Which fasting plan is the most effective?
There is no specific practise that is meant when the word “intermittent fasting” is used. The word “intermittent fasting” refers to a variety of strategies. The 5:2 diet, alternate-day fasting, and time-restricted eating are the three most popular and researched approaches.
Time-restricted eating is the first of these, and it entails consuming all of your daily caloric intake during a single “feeding window” of six to eight hours. For instance, someone following this diet might only eat between midday and six o’clock every day, abstaining from all calorie-dense foods and beverages for the remaining 18 hours. A person following an alternate-day fasting diet eats normally one day and has little or no food the next. Last but not least, the 5:2 diet calls for regular eating on five days a week but fasting on the other two days.
Each of these plans has a wide range of variants. Which of these, if any, is best for patients with Type 2 diabetes is still unknown.
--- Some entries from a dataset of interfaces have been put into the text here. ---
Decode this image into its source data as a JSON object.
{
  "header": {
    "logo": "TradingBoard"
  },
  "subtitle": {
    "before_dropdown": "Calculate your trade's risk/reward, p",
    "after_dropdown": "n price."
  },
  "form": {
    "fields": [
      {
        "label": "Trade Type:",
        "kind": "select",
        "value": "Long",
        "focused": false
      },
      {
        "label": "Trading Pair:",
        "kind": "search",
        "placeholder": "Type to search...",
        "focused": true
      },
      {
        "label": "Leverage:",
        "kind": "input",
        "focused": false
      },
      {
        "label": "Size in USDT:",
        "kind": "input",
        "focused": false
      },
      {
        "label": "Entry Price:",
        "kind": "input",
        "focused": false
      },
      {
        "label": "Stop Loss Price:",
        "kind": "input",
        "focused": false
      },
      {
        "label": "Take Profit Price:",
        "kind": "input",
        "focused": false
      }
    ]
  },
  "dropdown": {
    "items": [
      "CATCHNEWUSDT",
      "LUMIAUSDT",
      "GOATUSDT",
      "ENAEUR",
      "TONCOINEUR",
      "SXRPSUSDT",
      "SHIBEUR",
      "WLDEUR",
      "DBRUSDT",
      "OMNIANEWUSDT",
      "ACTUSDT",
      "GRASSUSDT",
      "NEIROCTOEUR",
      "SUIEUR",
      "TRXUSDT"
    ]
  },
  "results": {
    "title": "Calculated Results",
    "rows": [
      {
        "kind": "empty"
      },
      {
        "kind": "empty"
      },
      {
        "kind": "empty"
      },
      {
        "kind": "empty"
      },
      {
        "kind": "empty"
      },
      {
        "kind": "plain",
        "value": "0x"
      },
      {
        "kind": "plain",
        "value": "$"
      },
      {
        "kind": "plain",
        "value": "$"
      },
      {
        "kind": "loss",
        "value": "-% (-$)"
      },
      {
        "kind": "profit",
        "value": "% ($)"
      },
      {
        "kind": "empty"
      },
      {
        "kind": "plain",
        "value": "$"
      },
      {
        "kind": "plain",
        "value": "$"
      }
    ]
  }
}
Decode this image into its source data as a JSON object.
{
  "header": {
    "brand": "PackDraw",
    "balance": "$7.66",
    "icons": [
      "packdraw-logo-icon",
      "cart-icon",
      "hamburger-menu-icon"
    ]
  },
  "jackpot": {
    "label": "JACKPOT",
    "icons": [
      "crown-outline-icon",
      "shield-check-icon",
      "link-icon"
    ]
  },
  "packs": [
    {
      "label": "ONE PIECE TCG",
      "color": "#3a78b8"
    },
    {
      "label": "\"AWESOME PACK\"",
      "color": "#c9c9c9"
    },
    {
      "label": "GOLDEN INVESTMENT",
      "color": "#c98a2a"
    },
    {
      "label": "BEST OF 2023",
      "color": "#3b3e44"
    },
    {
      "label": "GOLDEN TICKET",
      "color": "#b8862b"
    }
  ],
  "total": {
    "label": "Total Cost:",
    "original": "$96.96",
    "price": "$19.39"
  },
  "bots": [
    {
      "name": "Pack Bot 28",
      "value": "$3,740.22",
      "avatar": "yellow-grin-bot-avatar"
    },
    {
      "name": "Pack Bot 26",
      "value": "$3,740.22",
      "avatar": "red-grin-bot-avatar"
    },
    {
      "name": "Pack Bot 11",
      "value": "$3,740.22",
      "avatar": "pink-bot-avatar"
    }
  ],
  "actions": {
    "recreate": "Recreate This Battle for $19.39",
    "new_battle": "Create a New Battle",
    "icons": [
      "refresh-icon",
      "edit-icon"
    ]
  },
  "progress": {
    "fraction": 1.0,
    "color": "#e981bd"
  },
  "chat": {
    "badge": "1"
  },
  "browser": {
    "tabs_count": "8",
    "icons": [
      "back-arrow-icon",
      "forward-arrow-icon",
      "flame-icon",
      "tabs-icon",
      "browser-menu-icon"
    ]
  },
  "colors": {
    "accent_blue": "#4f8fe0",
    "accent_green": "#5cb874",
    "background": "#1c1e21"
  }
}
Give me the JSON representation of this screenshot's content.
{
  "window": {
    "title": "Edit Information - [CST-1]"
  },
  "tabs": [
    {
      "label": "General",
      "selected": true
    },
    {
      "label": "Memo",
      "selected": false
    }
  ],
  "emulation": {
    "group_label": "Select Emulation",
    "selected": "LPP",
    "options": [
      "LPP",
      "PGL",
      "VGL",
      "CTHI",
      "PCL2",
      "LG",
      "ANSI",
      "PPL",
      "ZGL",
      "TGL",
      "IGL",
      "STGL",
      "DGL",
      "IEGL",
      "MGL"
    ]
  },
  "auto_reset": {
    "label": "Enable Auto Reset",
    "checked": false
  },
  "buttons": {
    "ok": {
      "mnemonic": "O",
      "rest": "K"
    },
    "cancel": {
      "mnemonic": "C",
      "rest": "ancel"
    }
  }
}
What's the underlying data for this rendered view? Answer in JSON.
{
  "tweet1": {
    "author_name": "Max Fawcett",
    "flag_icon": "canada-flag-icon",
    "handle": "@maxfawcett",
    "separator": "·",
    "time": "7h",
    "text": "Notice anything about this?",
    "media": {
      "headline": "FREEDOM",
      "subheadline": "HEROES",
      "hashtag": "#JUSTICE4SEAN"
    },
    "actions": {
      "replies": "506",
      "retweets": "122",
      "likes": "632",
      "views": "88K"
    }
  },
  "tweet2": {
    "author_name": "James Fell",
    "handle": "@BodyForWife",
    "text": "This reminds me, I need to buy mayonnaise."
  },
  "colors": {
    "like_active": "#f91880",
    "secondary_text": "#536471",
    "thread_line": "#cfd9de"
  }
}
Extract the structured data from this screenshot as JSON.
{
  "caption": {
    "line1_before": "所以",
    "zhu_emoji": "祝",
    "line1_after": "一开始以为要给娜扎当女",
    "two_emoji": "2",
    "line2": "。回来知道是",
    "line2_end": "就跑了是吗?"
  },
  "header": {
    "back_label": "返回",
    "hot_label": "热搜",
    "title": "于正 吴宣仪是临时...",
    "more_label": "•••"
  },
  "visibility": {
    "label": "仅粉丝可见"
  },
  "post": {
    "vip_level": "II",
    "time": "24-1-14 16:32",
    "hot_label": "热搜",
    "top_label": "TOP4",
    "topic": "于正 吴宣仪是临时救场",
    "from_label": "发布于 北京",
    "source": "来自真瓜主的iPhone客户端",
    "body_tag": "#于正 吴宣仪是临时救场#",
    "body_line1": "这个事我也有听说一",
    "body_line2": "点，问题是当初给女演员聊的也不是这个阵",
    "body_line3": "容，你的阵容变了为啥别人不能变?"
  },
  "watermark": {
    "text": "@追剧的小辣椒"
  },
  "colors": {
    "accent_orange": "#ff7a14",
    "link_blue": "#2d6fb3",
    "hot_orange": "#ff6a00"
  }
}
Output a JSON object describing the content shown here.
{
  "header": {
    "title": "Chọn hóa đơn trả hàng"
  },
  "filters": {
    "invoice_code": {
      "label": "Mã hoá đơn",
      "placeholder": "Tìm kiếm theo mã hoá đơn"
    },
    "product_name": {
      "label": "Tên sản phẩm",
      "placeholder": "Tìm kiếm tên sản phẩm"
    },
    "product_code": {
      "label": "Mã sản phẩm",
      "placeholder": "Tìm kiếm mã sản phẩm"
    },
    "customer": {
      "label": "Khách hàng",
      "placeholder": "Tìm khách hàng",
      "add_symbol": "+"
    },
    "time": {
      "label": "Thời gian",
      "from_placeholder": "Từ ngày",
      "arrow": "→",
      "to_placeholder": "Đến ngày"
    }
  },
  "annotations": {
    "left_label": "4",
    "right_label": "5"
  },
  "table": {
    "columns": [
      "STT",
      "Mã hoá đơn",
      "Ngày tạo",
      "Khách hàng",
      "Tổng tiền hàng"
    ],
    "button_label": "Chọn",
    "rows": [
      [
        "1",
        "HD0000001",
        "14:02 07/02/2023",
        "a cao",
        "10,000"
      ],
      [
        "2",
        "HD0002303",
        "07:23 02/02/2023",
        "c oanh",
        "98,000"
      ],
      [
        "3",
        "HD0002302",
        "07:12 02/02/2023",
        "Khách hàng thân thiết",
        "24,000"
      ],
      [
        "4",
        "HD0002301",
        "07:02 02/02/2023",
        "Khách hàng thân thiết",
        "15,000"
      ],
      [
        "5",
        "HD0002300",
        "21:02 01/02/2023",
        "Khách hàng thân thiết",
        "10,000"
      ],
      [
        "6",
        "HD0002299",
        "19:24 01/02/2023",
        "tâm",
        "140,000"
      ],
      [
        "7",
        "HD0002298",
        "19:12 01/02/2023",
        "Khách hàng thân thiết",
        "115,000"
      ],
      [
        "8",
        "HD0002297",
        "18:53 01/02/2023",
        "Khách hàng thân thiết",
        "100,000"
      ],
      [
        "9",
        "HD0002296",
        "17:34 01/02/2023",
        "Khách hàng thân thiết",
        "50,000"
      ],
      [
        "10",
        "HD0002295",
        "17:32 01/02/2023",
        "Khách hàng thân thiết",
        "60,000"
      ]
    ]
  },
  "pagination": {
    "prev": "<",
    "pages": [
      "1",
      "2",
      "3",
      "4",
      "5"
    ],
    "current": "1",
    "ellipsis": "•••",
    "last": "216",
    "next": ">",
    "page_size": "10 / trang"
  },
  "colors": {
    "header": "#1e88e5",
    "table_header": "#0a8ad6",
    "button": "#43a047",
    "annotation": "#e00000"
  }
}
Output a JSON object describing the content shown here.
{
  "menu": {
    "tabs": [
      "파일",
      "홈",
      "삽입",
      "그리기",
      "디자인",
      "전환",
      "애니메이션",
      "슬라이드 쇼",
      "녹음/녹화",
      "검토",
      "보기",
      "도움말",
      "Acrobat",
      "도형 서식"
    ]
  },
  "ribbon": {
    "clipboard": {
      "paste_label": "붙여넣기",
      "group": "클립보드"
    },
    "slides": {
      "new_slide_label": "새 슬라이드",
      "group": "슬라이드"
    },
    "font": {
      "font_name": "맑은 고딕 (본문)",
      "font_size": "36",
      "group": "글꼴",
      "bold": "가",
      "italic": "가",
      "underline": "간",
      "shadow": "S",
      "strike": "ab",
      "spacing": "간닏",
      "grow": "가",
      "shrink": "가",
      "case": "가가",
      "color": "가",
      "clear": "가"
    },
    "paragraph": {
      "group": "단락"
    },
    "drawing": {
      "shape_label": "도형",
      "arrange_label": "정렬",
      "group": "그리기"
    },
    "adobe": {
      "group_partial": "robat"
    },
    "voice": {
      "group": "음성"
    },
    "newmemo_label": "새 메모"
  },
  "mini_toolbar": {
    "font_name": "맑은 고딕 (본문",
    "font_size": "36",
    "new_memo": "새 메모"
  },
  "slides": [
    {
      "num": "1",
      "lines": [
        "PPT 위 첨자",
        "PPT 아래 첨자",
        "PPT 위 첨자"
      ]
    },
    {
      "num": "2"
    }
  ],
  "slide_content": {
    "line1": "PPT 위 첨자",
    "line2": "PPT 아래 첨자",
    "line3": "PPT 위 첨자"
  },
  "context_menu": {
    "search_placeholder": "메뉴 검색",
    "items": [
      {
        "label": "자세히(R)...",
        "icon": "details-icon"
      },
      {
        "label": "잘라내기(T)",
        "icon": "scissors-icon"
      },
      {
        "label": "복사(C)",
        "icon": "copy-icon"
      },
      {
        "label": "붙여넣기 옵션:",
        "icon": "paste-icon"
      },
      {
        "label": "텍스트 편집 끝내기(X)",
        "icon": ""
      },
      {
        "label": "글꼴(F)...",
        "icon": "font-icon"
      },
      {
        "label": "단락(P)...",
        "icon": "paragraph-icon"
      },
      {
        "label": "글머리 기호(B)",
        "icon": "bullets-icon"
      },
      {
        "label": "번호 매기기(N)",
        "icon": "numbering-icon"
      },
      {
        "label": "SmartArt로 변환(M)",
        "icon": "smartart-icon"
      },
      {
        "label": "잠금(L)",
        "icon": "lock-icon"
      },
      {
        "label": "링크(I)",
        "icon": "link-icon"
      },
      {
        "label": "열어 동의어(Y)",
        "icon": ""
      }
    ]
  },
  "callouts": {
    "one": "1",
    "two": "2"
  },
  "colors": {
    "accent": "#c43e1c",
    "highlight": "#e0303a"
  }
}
The most typical, according to Horne, is probably time-restricted eating, followed by two-day fasting every week. “However, at this time, I would say that no particular plan stands out as the best one.” The “right” strategy is one that a patient will adhere to, he continues. Even if the more rigorous fasting regimens prove to be the most effective, it won’t matter if people can’t maintain it.